Alberta has some of the strictest fossil protection laws in the world. The fossilized remains of plants and animals, or traces of their activities, are protected under the Government of Alberta's Historical Resources Act. Violation of the Act is punishable by fines of up to $50,000 and/or one year in prison.
If you find a fossil, the location is as important as the fossil itself.
Tips from the public can help palaeontologists make amazing discoveries. You could make an important contribution to science by reporting information about a fossil!
There are two methods of collecting fossils.
Surface collecting: collecting isolated fossils that are clearly on the surface of the ground.
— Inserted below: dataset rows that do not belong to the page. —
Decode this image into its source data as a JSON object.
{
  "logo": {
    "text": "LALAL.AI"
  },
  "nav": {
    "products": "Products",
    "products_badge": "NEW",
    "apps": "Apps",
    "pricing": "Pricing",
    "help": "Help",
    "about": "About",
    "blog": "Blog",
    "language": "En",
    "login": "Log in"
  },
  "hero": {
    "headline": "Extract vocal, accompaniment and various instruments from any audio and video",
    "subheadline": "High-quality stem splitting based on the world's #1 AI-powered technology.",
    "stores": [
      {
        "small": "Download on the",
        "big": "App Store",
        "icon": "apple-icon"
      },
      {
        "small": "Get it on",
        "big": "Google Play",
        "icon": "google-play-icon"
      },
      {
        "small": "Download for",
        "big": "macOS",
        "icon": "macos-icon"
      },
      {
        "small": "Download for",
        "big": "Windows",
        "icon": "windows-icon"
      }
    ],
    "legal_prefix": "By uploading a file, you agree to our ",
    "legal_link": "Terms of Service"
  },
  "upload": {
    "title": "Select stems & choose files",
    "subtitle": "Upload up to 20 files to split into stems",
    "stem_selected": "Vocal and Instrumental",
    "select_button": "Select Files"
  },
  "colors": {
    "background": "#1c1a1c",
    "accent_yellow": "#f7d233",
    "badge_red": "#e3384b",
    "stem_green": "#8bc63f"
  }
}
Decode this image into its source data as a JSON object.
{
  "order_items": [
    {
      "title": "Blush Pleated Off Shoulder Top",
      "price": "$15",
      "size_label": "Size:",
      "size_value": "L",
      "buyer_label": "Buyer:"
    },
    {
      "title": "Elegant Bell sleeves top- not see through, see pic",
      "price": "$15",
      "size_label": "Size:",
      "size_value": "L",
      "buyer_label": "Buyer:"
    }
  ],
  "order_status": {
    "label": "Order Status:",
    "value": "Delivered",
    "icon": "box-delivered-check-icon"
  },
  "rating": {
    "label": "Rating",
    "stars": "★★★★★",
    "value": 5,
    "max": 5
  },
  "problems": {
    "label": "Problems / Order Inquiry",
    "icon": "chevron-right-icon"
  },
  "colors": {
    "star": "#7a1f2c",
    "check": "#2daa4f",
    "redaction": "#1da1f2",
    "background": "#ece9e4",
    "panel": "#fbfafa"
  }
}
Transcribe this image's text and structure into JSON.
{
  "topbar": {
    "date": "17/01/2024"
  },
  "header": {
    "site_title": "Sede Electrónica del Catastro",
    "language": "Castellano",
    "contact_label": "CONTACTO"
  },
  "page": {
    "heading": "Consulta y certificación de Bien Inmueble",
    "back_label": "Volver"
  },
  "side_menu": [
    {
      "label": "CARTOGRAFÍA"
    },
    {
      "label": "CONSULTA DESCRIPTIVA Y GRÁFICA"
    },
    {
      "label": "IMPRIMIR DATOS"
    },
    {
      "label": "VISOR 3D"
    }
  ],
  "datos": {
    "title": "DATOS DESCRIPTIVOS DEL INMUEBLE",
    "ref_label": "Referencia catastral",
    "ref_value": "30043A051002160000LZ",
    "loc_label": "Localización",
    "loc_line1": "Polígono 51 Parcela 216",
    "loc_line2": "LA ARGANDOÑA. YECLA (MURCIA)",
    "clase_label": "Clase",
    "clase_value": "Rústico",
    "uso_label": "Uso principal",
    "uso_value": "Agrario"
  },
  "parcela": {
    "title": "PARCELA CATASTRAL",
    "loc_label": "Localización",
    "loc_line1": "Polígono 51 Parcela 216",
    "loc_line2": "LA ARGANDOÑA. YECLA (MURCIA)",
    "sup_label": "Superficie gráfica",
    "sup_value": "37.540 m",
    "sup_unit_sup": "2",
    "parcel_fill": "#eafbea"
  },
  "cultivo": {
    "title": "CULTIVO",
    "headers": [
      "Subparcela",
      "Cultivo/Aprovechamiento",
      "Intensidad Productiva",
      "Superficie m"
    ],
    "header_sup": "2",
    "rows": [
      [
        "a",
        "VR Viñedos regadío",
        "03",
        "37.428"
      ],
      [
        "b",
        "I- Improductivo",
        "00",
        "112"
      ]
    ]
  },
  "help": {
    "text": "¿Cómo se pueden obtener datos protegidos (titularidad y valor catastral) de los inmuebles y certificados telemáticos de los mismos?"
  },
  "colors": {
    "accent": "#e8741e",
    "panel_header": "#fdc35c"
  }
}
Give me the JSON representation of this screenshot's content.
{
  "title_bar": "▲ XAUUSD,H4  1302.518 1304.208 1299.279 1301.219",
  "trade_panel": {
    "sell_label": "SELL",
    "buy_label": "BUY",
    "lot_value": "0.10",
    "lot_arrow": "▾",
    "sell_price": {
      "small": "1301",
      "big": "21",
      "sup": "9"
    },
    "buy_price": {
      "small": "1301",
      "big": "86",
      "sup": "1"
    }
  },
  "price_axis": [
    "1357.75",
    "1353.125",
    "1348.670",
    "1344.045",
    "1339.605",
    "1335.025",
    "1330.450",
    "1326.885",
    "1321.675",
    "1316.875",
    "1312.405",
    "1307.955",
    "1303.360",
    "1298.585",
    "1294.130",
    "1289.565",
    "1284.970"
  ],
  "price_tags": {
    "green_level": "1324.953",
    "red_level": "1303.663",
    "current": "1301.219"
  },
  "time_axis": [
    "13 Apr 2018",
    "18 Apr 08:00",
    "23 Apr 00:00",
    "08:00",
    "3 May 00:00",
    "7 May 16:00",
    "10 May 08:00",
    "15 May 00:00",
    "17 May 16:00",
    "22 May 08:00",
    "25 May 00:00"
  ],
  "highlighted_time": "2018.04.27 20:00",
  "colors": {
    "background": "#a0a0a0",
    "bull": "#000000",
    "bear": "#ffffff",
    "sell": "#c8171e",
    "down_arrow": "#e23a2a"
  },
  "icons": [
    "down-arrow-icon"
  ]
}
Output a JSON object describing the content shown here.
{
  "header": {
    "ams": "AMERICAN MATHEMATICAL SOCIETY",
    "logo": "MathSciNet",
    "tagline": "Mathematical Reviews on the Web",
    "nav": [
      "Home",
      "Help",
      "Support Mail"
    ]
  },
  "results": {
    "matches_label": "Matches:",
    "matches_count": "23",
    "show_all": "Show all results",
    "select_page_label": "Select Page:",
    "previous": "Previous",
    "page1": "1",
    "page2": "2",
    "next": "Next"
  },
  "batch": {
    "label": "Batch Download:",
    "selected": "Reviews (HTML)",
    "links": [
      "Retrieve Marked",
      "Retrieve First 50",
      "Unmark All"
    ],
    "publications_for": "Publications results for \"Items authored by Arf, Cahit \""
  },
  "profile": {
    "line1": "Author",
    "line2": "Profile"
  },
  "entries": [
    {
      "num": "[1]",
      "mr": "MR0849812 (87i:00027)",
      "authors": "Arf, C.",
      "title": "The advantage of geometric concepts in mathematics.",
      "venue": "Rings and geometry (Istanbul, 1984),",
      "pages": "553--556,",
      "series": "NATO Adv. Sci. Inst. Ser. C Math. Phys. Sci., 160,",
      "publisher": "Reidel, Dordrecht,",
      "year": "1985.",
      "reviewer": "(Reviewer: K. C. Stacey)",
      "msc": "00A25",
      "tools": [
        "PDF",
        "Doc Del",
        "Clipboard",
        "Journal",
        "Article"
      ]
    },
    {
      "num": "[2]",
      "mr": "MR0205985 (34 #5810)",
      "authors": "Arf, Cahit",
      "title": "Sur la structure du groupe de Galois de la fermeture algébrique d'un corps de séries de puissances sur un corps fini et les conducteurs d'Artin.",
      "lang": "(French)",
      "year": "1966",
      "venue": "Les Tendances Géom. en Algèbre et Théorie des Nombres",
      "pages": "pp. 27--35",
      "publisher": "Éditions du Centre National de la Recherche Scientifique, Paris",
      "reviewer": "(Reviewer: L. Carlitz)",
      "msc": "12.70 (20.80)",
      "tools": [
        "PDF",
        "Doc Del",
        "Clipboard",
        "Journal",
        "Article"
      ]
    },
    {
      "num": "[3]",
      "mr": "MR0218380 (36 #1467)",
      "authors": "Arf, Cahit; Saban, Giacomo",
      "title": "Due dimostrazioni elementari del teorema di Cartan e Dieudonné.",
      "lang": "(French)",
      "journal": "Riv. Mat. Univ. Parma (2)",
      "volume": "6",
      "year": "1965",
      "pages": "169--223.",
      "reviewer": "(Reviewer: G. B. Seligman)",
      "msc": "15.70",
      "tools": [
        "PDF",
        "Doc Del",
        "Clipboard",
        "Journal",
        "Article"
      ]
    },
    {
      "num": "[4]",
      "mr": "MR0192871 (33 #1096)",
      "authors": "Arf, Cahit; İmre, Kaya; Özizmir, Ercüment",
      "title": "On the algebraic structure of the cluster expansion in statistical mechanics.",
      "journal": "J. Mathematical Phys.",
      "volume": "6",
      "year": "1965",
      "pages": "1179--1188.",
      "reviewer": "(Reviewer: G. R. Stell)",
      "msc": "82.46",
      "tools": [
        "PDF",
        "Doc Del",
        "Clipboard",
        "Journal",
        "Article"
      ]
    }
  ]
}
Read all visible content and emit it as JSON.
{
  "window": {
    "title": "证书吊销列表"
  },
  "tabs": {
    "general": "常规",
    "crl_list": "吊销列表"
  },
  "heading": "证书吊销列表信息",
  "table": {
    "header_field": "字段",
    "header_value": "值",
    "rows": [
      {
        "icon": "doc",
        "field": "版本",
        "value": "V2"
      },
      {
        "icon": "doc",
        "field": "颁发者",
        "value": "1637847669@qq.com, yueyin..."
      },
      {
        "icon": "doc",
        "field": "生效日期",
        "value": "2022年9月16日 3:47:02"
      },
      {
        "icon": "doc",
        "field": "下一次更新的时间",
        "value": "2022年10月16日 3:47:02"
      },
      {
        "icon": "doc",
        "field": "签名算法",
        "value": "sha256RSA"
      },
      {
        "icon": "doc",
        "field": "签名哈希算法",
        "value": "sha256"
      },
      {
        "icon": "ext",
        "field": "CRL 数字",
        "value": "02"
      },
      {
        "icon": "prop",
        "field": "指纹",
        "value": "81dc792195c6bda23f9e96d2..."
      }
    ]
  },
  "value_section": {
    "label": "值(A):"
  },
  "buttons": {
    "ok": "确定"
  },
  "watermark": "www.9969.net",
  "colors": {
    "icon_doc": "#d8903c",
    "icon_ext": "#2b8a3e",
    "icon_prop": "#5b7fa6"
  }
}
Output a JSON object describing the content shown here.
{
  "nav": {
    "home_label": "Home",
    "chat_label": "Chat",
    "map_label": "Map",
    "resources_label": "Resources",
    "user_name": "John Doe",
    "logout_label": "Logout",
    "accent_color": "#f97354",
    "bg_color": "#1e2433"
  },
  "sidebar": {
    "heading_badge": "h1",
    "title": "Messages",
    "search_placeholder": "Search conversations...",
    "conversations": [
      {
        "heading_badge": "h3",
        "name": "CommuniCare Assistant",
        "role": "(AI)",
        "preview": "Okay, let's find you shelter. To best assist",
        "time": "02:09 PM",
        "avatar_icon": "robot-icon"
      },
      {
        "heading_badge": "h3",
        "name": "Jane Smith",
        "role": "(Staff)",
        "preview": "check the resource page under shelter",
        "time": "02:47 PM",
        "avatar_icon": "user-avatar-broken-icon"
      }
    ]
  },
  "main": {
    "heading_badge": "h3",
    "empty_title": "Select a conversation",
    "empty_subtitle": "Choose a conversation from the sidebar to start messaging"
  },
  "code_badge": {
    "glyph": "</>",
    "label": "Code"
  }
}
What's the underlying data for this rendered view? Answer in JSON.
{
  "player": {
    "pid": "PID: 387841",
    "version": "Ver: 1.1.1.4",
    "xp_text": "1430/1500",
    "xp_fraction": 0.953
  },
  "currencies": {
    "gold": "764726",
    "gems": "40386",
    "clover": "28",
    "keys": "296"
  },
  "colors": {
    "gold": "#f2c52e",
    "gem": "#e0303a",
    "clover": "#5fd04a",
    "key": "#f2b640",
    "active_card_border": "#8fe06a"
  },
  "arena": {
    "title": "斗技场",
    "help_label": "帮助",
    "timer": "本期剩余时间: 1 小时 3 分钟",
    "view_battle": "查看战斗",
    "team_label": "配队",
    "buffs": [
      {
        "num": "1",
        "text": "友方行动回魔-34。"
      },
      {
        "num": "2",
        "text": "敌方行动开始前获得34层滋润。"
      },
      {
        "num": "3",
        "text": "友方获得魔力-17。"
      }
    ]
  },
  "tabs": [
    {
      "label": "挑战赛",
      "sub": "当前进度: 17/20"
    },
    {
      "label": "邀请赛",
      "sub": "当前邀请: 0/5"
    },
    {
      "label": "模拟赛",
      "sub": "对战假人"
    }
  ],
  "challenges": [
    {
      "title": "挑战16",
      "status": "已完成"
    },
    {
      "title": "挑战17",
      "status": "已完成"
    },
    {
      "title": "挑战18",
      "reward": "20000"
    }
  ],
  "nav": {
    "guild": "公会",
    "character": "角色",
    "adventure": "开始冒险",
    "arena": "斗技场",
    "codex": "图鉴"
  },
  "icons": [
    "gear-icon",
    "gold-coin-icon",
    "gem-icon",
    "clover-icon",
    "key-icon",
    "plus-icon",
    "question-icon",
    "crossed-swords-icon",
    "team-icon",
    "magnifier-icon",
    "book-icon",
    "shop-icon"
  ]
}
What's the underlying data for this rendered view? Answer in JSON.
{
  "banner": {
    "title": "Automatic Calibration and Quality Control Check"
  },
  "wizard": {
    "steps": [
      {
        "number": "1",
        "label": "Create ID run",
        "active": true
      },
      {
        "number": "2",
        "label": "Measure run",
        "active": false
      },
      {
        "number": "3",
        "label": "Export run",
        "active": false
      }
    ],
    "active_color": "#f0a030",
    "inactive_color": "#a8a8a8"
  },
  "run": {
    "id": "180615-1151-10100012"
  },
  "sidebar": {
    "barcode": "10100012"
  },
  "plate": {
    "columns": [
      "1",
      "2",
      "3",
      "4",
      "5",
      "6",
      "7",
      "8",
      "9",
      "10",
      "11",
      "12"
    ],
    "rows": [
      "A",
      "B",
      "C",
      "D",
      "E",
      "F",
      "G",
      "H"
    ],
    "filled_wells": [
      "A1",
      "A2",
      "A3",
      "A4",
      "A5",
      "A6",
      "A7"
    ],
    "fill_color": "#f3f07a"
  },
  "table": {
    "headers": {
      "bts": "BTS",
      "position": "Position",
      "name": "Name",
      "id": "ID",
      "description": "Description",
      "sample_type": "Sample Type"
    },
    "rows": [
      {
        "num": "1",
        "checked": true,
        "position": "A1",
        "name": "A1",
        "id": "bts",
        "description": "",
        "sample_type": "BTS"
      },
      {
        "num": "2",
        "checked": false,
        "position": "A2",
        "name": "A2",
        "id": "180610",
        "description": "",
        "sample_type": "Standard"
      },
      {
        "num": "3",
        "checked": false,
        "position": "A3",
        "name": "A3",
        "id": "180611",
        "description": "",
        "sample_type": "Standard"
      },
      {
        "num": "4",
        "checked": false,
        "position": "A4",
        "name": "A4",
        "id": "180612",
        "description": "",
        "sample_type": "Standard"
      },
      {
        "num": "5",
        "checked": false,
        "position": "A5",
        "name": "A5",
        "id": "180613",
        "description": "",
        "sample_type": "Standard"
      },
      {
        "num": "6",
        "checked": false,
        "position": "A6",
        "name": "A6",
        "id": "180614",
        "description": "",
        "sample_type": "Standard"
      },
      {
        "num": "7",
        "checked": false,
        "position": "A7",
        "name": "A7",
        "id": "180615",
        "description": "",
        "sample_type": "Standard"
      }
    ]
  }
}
This method is only allowed on provincial Crown land, and on private land with the landowner's permission.
Excavating: dislodging or digging up fossils embedded or buried in the ground, or within a rock face. Excavating fossils requires a permit that is only available to professional palaeontologists. Permits are issued by Alberta Culture, Multiculturalism, and Status of Women through the Royal Tyrrell Museum.
- Fossils in Protected Areas
You cannot collect fossils in any provincial or national park, or protected area. Collecting is not allowed in Midland Provincial Park, where the Museum is located.
If you live in Alberta and you legally surface collect a fossil, you may keep it. You cannot sell, alter, or remove the specimen from the province without permission from the Government of Alberta.
To gain ownership of a fossil, you must apply for a Disposition Certificate from the Government of Alberta through our Resource Management Program.
Only four types of fossils are eligible for disposition: ammonites, petrified wood, leaf impressions, and oysters.
Fossils collected in Alberta cannot be sold without obtaining a Disposition Certificate from the Government of Alberta through the Royal Tyrrell Museum. Fossils sold in Alberta shops are often collected in the United States, Europe, and Africa, where fossil protection laws are different.